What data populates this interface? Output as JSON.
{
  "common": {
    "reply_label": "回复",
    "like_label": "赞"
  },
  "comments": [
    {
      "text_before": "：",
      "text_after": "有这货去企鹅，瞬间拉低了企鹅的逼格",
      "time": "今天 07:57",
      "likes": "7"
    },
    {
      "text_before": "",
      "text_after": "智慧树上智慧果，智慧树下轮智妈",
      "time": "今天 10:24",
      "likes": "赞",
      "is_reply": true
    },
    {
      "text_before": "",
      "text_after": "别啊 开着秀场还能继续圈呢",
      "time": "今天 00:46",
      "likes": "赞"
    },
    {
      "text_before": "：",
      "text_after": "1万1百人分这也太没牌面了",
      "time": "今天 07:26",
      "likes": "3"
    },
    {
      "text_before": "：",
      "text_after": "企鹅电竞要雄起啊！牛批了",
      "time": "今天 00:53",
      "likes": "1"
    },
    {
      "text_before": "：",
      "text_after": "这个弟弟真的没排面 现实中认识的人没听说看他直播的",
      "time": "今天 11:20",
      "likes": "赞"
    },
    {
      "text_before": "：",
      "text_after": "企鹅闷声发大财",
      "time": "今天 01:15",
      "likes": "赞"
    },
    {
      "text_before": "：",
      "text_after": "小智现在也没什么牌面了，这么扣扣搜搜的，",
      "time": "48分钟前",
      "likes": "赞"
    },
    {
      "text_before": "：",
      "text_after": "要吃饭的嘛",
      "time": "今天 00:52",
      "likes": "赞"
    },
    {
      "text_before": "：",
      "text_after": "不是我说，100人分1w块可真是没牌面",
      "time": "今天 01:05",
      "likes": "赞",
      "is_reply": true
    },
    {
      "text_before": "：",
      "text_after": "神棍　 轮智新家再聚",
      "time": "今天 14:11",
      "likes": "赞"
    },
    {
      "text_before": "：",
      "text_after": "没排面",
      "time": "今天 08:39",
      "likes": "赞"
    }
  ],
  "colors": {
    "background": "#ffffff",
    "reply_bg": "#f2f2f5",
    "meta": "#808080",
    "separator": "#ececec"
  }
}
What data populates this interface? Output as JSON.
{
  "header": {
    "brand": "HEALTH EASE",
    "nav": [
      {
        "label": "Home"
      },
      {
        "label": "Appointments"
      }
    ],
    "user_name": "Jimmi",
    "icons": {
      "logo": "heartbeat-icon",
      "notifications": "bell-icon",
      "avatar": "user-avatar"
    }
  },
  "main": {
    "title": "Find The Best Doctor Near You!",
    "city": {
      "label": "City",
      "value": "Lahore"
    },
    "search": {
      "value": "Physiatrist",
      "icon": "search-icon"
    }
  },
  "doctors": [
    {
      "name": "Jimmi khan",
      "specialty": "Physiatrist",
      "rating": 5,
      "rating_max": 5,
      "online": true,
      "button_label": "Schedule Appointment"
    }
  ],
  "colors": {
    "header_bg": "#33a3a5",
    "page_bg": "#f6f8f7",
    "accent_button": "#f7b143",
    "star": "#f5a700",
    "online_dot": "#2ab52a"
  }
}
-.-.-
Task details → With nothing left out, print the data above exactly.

Response to the task →
What data populates this interface? Output as JSON.
{
  "common": {
    "reply_label": "回复",
    "like_label": "赞"
  },
  "comments": [
    {
      "text_before": "：",
      "text_after": "有这货去企鹅，瞬间拉低了企鹅的逼格",
      "time": "今天 07:57",
      "likes": "7"
    },
    {
      "text_before": "",
      "text_after": "智慧树上智慧果，智慧树下轮智妈",
      "time": "今天 10:24",
      "likes": "赞",
      "is_reply": true
    },
    {
      "text_before": "",
      "text_after": "别啊 开着秀场还能继续圈呢",
      "time": "今天 00:46",
      "likes": "赞"
    },
    {
      "text_before": "：",
      "text_after": "1万1百人分这也太没牌面了",
      "time": "今天 07:26",
      "likes": "3"
    },
    {
      "text_before": "：",
      "text_after": "企鹅电竞要雄起啊！牛批了",
      "time": "今天 00:53",
      "likes": "1"
    },
    {
      "text_before": "：",
      "text_after": "这个弟弟真的没排面 现实中认识的人没听说看他直播的",
      "time": "今天 11:20",
      "likes": "赞"
    },
    {
      "text_before": "：",
      "text_after": "企鹅闷声发大财",
      "time": "今天 01:15",
      "likes": "赞"
    },
    {
      "text_before": "：",
      "text_after": "小智现在也没什么牌面了，这么扣扣搜搜的，",
      "time": "48分钟前",
      "likes": "赞"
    },
    {
      "text_before": "：",
      "text_after": "要吃饭的嘛",
      "time": "今天 00:52",
      "likes": "赞"
    },
    {
      "text_before": "：",
      "text_after": "不是我说，100人分1w块可真是没牌面",
      "time": "今天 01:05",
      "likes": "赞",
      "is_reply": true
    },
    {
      "text_before": "：",
      "text_after": "神棍　 轮智新家再聚",
      "time": "今天 14:11",
      "likes": "赞"
    },
    {
      "text_before": "：",
      "text_after": "没排面",
      "time": "今天 08:39",
      "likes": "赞"
    }
  ],
  "colors": {
    "background": "#ffffff",
    "reply_bg": "#f2f2f5",
    "meta": "#808080",
    "separator": "#ececec"
  }
}
What data populates this interface? Output as JSON.
{
  "header": {
    "brand": "HEALTH EASE",
    "nav": [
      {
        "label": "Home"
      },
      {
        "label": "Appointments"
      }
    ],
    "user_name": "Jimmi",
    "icons": {
      "logo": "heartbeat-icon",
      "notifications": "bell-icon",
      "avatar": "user-avatar"
    }
  },
  "main": {
    "title": "Find The Best Doctor Near You!",
    "city": {
      "label": "City",
      "value": "Lahore"
    },
    "search": {
      "value": "Physiatrist",
      "icon": "search-icon"
    }
  },
  "doctors": [
    {
      "name": "Jimmi khan",
      "specialty": "Physiatrist",
      "rating": 5,
      "rating_max": 5,
      "online": true,
      "button_label": "Schedule Appointment"
    }
  ],
  "colors": {
    "header_bg": "#33a3a5",
    "page_bg": "#f6f8f7",
    "accent_button": "#f7b143",
    "star": "#f5a700",
    "online_dot": "#2ab52a"
  }
}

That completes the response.